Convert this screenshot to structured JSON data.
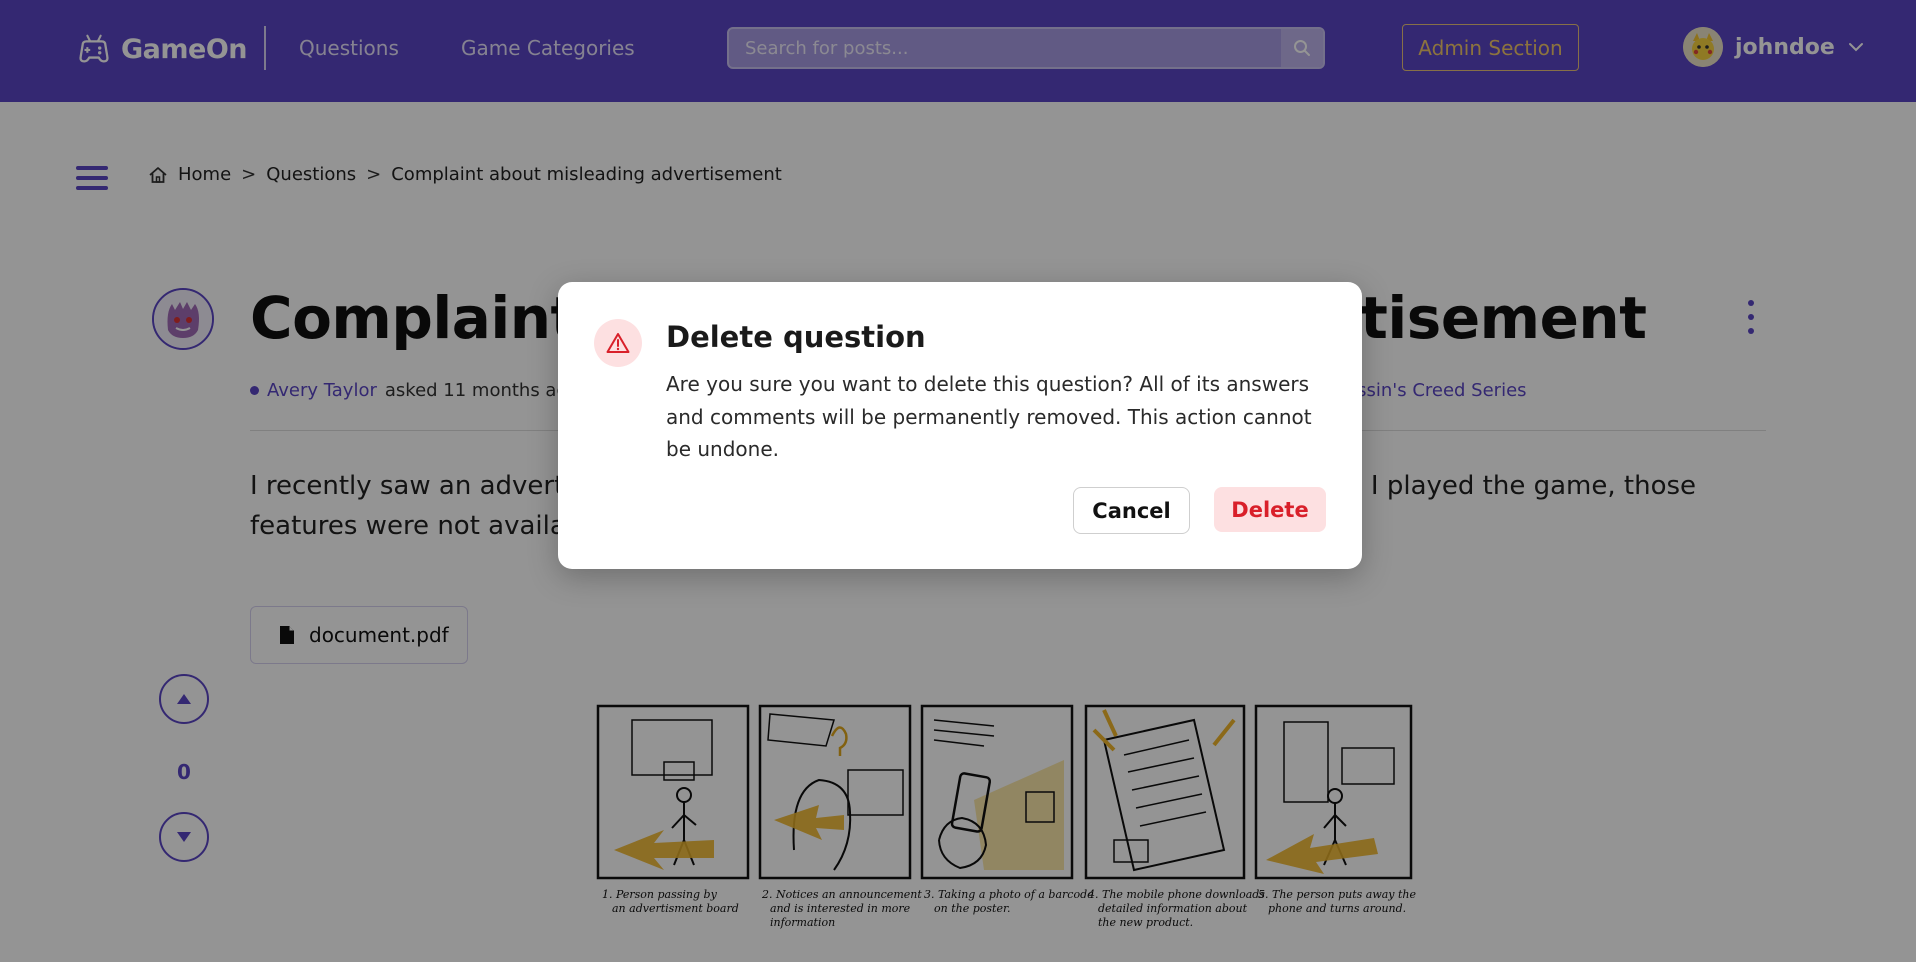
{
  "header": {
    "brand": "GameOn",
    "nav": [
      "Questions",
      "Game Categories"
    ],
    "search_placeholder": "Search for posts...",
    "admin_label": "Admin Section",
    "username": "johndoe",
    "colors": {
      "primary": "#5b45c4",
      "admin_accent": "#f1c66c"
    },
    "icons": {
      "logo": "gamepad-icon",
      "search": "search-icon",
      "user_menu": "chevron-down-icon"
    }
  },
  "breadcrumb": {
    "items": [
      "Home",
      "Questions",
      "Complaint about misleading advertisement"
    ],
    "separator": ">",
    "icons": {
      "home": "home-icon",
      "menu": "hamburger-icon"
    }
  },
  "question": {
    "title": "Complaint about misleading advertisement",
    "author": "Avery Taylor",
    "asked_text": "asked 11 months ago",
    "tag": "Assassin's Creed Series",
    "body": "I recently saw an advertisement for a game that promised certain features, but when I played the game, those features were not available. This is misleading!",
    "attachment_name": "document.pdf",
    "vote_count": "0",
    "icons": {
      "more": "kebab-menu-icon",
      "attachment": "file-icon",
      "upvote": "triangle-up-icon",
      "downvote": "triangle-down-icon"
    }
  },
  "comic_captions": [
    "1. Person passing by an advertisment board",
    "2. Notices an announcement and is interested in more information",
    "3. Taking a photo of a barcode on the poster.",
    "4. The mobile phone downloads detailed information about the new product.",
    "5. The person puts away the phone and turns around."
  ],
  "modal": {
    "title": "Delete question",
    "message": "Are you sure you want to delete this question? All of its answers and comments will be permanently removed. This action cannot be undone.",
    "cancel_label": "Cancel",
    "delete_label": "Delete",
    "colors": {
      "danger": "#d9202a",
      "danger_bg": "#fde0e1"
    },
    "icon": "warning-triangle-icon"
  }
}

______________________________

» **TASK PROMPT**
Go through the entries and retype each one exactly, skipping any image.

» **THE COMPLETED TASK**
Convert this screenshot to structured JSON data.
{
  "header": {
    "brand": "GameOn",
    "nav": [
      "Questions",
      "Game Categories"
    ],
    "search_placeholder": "Search for posts...",
    "admin_label": "Admin Section",
    "username": "johndoe",
    "colors": {
      "primary": "#5b45c4",
      "admin_accent": "#f1c66c"
    },
    "icons": {
      "logo": "gamepad-icon",
      "search": "search-icon",
      "user_menu": "chevron-down-icon"
    }
  },
  "breadcrumb": {
    "items": [
      "Home",
      "Questions",
      "Complaint about misleading advertisement"
    ],
    "separator": ">",
    "icons": {
      "home": "home-icon",
      "menu": "hamburger-icon"
    }
  },
  "question": {
    "title": "Complaint about misleading advertisement",
    "author": "Avery Taylor",
    "asked_text": "asked 11 months ago",
    "tag": "Assassin's Creed Series",
    "body": "I recently saw an advertisement for a game that promised certain features, but when I played the game, those features were not available. This is misleading!",
    "attachment_name": "document.pdf",
    "vote_count": "0",
    "icons": {
      "more": "kebab-menu-icon",
      "attachment": "file-icon",
      "upvote": "triangle-up-icon",
      "downvote": "triangle-down-icon"
    }
  },
  "comic_captions": [
    "1. Person passing by an advertisment board",
    "2. Notices an announcement and is interested in more information",
    "3. Taking a photo of a barcode on the poster.",
    "4. The mobile phone downloads detailed information about the new product.",
    "5. The person puts away the phone and turns around."
  ],
  "modal": {
    "title": "Delete question",
    "message": "Are you sure you want to delete this question? All of its answers and comments will be permanently removed. This action cannot be undone.",
    "cancel_label": "Cancel",
    "delete_label": "Delete",
    "colors": {
      "danger": "#d9202a",
      "danger_bg": "#fde0e1"
    },
    "icon": "warning-triangle-icon"
  }
}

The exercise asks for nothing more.